• [WHAT TO WORK ON]:
The data below is to be returned in full and exactly.

------------

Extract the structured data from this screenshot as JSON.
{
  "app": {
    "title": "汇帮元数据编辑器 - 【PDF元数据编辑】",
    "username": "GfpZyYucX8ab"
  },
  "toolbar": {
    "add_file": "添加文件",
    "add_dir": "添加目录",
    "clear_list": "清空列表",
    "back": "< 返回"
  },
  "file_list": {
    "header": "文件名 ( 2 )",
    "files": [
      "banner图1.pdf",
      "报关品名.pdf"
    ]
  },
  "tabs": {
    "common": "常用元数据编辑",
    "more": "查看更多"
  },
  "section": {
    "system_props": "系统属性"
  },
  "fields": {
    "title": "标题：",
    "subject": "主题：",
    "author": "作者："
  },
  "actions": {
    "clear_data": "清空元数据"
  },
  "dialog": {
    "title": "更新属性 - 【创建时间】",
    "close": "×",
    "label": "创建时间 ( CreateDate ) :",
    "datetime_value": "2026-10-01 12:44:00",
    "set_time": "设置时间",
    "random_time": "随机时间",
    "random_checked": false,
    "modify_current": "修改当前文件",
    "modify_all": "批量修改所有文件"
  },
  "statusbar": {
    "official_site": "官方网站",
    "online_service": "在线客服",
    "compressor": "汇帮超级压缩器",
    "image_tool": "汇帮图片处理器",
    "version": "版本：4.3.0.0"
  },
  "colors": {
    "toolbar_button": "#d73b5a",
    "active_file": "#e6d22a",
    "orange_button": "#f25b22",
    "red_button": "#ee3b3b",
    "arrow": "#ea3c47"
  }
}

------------

• [SOLUTION BELOW]:
Extract the structured data from this screenshot as JSON.
{
  "app": {
    "title": "汇帮元数据编辑器 - 【PDF元数据编辑】",
    "username": "GfpZyYucX8ab"
  },
  "toolbar": {
    "add_file": "添加文件",
    "add_dir": "添加目录",
    "clear_list": "清空列表",
    "back": "< 返回"
  },
  "file_list": {
    "header": "文件名 ( 2 )",
    "files": [
      "banner图1.pdf",
      "报关品名.pdf"
    ]
  },
  "tabs": {
    "common": "常用元数据编辑",
    "more": "查看更多"
  },
  "section": {
    "system_props": "系统属性"
  },
  "fields": {
    "title": "标题：",
    "subject": "主题：",
    "author": "作者："
  },
  "actions": {
    "clear_data": "清空元数据"
  },
  "dialog": {
    "title": "更新属性 - 【创建时间】",
    "close": "×",
    "label": "创建时间 ( CreateDate ) :",
    "datetime_value": "2026-10-01 12:44:00",
    "set_time": "设置时间",
    "random_time": "随机时间",
    "random_checked": false,
    "modify_current": "修改当前文件",
    "modify_all": "批量修改所有文件"
  },
  "statusbar": {
    "official_site": "官方网站",
    "online_service": "在线客服",
    "compressor": "汇帮超级压缩器",
    "image_tool": "汇帮图片处理器",
    "version": "版本：4.3.0.0"
  },
  "colors": {
    "toolbar_button": "#d73b5a",
    "active_file": "#e6d22a",
    "orange_button": "#f25b22",
    "red_button": "#ee3b3b",
    "arrow": "#ea3c47"
  }
}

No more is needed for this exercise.